*Your objective*:
Though the entries hold pictures, only their text should be duplicated, exactly and in full.

*** Opening Information given ***

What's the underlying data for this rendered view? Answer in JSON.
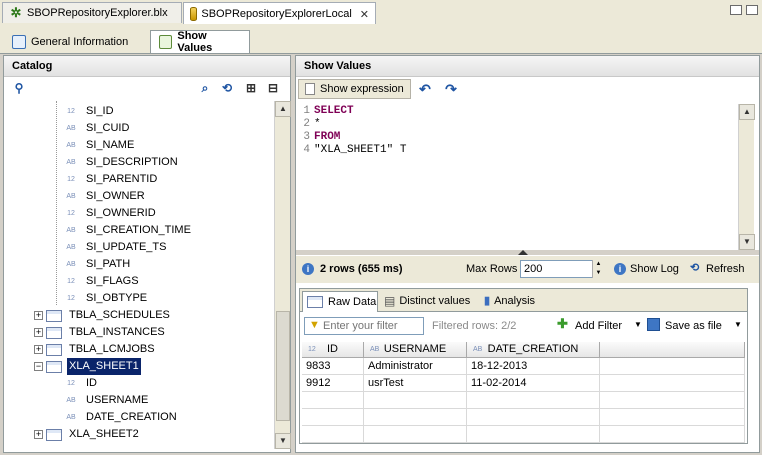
{
  "editor_tabs": [
    {
      "label": "SBOPRepositoryExplorer.blx",
      "icon": "star-icon"
    },
    {
      "label": "SBOPRepositoryExplorerLocal",
      "icon": "database-icon"
    }
  ],
  "sub_tabs": [
    {
      "label": "General Information"
    },
    {
      "label": "Show Values"
    }
  ],
  "catalog": {
    "title": "Catalog",
    "columns": [
      {
        "type": "12",
        "name": "SI_ID"
      },
      {
        "type": "AB",
        "name": "SI_CUID"
      },
      {
        "type": "AB",
        "name": "SI_NAME"
      },
      {
        "type": "AB",
        "name": "SI_DESCRIPTION"
      },
      {
        "type": "12",
        "name": "SI_PARENTID"
      },
      {
        "type": "AB",
        "name": "SI_OWNER"
      },
      {
        "type": "12",
        "name": "SI_OWNERID"
      },
      {
        "type": "AB",
        "name": "SI_CREATION_TIME"
      },
      {
        "type": "AB",
        "name": "SI_UPDATE_TS"
      },
      {
        "type": "AB",
        "name": "SI_PATH"
      },
      {
        "type": "12",
        "name": "SI_FLAGS"
      },
      {
        "type": "12",
        "name": "SI_OBTYPE"
      }
    ],
    "tables_before": [
      "TBLA_SCHEDULES",
      "TBLA_INSTANCES",
      "TBLA_LCMJOBS"
    ],
    "selected_table": "XLA_SHEET1",
    "selected_columns": [
      {
        "type": "12",
        "name": "ID"
      },
      {
        "type": "AB",
        "name": "USERNAME"
      },
      {
        "type": "AB",
        "name": "DATE_CREATION"
      }
    ],
    "tables_after": [
      "XLA_SHEET2"
    ]
  },
  "show_values": {
    "title": "Show Values",
    "show_expression": "Show expression",
    "sql_lines": [
      {
        "n": "1",
        "text": "SELECT",
        "kw": true
      },
      {
        "n": "2",
        "text": "*",
        "kw": false
      },
      {
        "n": "3",
        "text": "FROM",
        "kw": true
      },
      {
        "n": "4",
        "text": "\"XLA_SHEET1\" T",
        "kw": false
      }
    ],
    "status": "2 rows (655 ms)",
    "max_rows_label": "Max Rows",
    "max_rows_value": "200",
    "show_log": "Show Log",
    "refresh": "Refresh"
  },
  "results": {
    "tabs": [
      "Raw Data",
      "Distinct values",
      "Analysis"
    ],
    "filter_placeholder": "Enter your filter",
    "filtered_rows": "Filtered rows: 2/2",
    "add_filter": "Add Filter",
    "save_as_file": "Save as file",
    "headers": [
      {
        "type": "12",
        "name": "ID"
      },
      {
        "type": "AB",
        "name": "USERNAME"
      },
      {
        "type": "AB",
        "name": "DATE_CREATION"
      }
    ],
    "rows": [
      [
        "9833",
        "Administrator",
        "18-12-2013"
      ],
      [
        "9912",
        "usrTest",
        "11-02-2014"
      ]
    ]
  }
}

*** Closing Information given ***

*Your response*:
What's the underlying data for this rendered view? Answer in JSON.
{
  "editor_tabs": [
    {
      "label": "SBOPRepositoryExplorer.blx",
      "icon": "star-icon"
    },
    {
      "label": "SBOPRepositoryExplorerLocal",
      "icon": "database-icon"
    }
  ],
  "sub_tabs": [
    {
      "label": "General Information"
    },
    {
      "label": "Show Values"
    }
  ],
  "catalog": {
    "title": "Catalog",
    "columns": [
      {
        "type": "12",
        "name": "SI_ID"
      },
      {
        "type": "AB",
        "name": "SI_CUID"
      },
      {
        "type": "AB",
        "name": "SI_NAME"
      },
      {
        "type": "AB",
        "name": "SI_DESCRIPTION"
      },
      {
        "type": "12",
        "name": "SI_PARENTID"
      },
      {
        "type": "AB",
        "name": "SI_OWNER"
      },
      {
        "type": "12",
        "name": "SI_OWNERID"
      },
      {
        "type": "AB",
        "name": "SI_CREATION_TIME"
      },
      {
        "type": "AB",
        "name": "SI_UPDATE_TS"
      },
      {
        "type": "AB",
        "name": "SI_PATH"
      },
      {
        "type": "12",
        "name": "SI_FLAGS"
      },
      {
        "type": "12",
        "name": "SI_OBTYPE"
      }
    ],
    "tables_before": [
      "TBLA_SCHEDULES",
      "TBLA_INSTANCES",
      "TBLA_LCMJOBS"
    ],
    "selected_table": "XLA_SHEET1",
    "selected_columns": [
      {
        "type": "12",
        "name": "ID"
      },
      {
        "type": "AB",
        "name": "USERNAME"
      },
      {
        "type": "AB",
        "name": "DATE_CREATION"
      }
    ],
    "tables_after": [
      "XLA_SHEET2"
    ]
  },
  "show_values": {
    "title": "Show Values",
    "show_expression": "Show expression",
    "sql_lines": [
      {
        "n": "1",
        "text": "SELECT",
        "kw": true
      },
      {
        "n": "2",
        "text": "*",
        "kw": false
      },
      {
        "n": "3",
        "text": "FROM",
        "kw": true
      },
      {
        "n": "4",
        "text": "\"XLA_SHEET1\" T",
        "kw": false
      }
    ],
    "status": "2 rows (655 ms)",
    "max_rows_label": "Max Rows",
    "max_rows_value": "200",
    "show_log": "Show Log",
    "refresh": "Refresh"
  },
  "results": {
    "tabs": [
      "Raw Data",
      "Distinct values",
      "Analysis"
    ],
    "filter_placeholder": "Enter your filter",
    "filtered_rows": "Filtered rows: 2/2",
    "add_filter": "Add Filter",
    "save_as_file": "Save as file",
    "headers": [
      {
        "type": "12",
        "name": "ID"
      },
      {
        "type": "AB",
        "name": "USERNAME"
      },
      {
        "type": "AB",
        "name": "DATE_CREATION"
      }
    ],
    "rows": [
      [
        "9833",
        "Administrator",
        "18-12-2013"
      ],
      [
        "9912",
        "usrTest",
        "11-02-2014"
      ]
    ]
  }
}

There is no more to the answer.